* [The task] Among the entries, find the lines with the string "kind" and copy them.

* [Items from an interface collection]

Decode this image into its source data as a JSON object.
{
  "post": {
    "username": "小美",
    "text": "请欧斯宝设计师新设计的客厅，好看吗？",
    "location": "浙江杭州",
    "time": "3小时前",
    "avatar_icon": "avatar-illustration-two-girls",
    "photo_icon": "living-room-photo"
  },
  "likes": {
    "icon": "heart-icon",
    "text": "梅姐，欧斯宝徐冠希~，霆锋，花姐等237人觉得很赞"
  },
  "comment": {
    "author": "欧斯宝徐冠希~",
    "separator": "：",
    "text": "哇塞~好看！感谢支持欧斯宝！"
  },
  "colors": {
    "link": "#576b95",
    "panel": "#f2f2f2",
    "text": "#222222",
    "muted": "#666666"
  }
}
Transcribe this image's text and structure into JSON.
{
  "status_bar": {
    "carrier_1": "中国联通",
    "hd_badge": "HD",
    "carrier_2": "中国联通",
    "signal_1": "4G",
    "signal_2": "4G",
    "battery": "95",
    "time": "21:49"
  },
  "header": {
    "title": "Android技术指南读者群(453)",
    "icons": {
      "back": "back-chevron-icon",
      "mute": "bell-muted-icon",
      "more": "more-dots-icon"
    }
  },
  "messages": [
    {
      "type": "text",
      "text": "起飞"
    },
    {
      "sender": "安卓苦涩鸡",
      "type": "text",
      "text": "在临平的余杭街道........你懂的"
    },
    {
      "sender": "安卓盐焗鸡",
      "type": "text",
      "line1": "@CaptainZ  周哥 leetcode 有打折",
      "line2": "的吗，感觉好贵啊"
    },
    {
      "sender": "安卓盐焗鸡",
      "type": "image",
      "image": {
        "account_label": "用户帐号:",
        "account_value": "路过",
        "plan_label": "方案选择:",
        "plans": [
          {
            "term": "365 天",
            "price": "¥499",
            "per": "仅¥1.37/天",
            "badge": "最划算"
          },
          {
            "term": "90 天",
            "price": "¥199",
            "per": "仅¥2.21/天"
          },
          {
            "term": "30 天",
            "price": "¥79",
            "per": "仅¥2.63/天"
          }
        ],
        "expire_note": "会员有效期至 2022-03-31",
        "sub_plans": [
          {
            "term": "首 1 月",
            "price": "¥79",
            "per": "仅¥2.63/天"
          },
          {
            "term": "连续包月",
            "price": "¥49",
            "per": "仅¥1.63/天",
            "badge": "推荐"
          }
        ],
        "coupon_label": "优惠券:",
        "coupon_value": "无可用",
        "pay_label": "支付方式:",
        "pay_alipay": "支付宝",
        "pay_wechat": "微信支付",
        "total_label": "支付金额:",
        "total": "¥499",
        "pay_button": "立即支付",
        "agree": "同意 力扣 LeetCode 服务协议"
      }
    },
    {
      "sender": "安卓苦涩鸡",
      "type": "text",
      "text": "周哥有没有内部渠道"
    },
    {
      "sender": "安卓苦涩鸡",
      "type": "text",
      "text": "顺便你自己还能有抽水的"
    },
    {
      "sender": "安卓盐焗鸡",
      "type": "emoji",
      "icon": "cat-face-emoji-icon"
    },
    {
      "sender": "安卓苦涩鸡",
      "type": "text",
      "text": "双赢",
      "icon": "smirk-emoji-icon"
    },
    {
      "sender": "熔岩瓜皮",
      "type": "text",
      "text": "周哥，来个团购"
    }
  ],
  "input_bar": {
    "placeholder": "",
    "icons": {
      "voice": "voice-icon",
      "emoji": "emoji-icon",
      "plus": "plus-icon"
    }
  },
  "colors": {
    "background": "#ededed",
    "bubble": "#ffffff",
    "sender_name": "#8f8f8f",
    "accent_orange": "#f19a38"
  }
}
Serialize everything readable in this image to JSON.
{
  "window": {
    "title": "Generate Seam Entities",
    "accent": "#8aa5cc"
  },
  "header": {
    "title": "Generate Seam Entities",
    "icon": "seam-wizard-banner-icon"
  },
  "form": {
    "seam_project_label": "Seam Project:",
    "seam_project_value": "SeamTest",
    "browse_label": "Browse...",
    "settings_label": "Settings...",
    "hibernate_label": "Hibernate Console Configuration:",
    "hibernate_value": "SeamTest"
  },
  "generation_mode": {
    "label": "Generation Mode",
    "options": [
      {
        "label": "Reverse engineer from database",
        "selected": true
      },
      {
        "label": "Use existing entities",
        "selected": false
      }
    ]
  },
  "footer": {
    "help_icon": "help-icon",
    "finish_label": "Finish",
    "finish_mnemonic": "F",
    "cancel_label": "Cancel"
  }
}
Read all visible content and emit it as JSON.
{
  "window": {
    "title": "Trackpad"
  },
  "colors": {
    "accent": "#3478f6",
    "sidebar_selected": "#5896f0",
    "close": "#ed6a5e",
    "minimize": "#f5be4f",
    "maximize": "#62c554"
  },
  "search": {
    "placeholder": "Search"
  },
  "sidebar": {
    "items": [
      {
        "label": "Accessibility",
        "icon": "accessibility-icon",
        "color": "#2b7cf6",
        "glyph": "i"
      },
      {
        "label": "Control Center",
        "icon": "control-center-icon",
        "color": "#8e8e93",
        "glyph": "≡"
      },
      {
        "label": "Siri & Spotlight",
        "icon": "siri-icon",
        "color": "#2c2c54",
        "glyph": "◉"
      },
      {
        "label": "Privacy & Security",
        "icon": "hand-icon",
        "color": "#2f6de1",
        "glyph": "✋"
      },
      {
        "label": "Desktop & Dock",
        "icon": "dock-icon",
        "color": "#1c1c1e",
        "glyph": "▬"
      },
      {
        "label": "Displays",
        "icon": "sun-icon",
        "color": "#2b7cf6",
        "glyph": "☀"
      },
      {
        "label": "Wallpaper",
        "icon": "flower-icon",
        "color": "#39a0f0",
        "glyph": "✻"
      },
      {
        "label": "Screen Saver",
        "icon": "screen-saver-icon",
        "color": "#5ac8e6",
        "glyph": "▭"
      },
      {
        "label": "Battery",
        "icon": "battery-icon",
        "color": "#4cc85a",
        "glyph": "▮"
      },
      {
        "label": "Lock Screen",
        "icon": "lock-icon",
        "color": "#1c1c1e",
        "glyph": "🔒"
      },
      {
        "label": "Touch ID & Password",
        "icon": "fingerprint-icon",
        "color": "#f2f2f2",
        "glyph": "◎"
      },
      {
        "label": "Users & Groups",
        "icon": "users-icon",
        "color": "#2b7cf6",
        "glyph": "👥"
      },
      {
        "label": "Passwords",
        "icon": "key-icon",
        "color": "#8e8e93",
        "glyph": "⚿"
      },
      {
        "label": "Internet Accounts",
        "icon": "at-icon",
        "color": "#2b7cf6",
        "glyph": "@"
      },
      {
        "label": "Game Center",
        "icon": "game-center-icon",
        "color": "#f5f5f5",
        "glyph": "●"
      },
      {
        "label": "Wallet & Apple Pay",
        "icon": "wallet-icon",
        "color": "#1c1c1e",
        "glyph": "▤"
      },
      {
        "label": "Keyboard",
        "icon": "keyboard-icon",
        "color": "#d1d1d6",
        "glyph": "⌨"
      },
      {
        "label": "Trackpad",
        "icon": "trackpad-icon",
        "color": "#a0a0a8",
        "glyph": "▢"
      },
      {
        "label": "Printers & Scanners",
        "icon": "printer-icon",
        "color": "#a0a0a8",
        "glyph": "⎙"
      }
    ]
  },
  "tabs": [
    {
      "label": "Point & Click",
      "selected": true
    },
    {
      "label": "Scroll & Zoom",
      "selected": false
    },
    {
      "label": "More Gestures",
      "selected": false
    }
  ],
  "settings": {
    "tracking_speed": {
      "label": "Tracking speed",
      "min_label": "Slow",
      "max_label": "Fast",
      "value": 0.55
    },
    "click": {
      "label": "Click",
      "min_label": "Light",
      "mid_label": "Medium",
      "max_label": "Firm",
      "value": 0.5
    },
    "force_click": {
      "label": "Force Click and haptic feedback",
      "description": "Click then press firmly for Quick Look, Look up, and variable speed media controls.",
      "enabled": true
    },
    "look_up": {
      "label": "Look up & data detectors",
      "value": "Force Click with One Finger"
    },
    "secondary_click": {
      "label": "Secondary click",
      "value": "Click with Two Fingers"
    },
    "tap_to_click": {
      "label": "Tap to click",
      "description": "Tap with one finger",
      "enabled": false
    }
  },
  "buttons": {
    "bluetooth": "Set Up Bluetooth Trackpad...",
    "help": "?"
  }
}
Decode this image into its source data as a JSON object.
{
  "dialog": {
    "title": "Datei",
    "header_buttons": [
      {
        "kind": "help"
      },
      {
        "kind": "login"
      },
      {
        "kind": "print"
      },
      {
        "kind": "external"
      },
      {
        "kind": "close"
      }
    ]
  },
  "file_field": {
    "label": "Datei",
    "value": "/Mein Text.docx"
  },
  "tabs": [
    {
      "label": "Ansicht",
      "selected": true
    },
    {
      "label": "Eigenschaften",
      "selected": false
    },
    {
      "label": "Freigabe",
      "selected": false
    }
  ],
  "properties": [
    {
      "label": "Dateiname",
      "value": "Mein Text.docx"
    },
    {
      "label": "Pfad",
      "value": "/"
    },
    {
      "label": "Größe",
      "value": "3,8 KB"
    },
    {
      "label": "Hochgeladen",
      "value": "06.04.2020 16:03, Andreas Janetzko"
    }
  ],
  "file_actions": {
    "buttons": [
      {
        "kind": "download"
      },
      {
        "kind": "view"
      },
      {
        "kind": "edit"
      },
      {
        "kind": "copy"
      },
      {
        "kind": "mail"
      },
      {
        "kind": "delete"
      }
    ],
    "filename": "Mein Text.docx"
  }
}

* [Expected output]
        "kind": "help"
        "kind": "login"
        "kind": "print"
        "kind": "external"
        "kind": "close"
        "kind": "download"
        "kind": "view"
        "kind": "edit"
        "kind": "copy"
        "kind": "mail"
        "kind": "delete"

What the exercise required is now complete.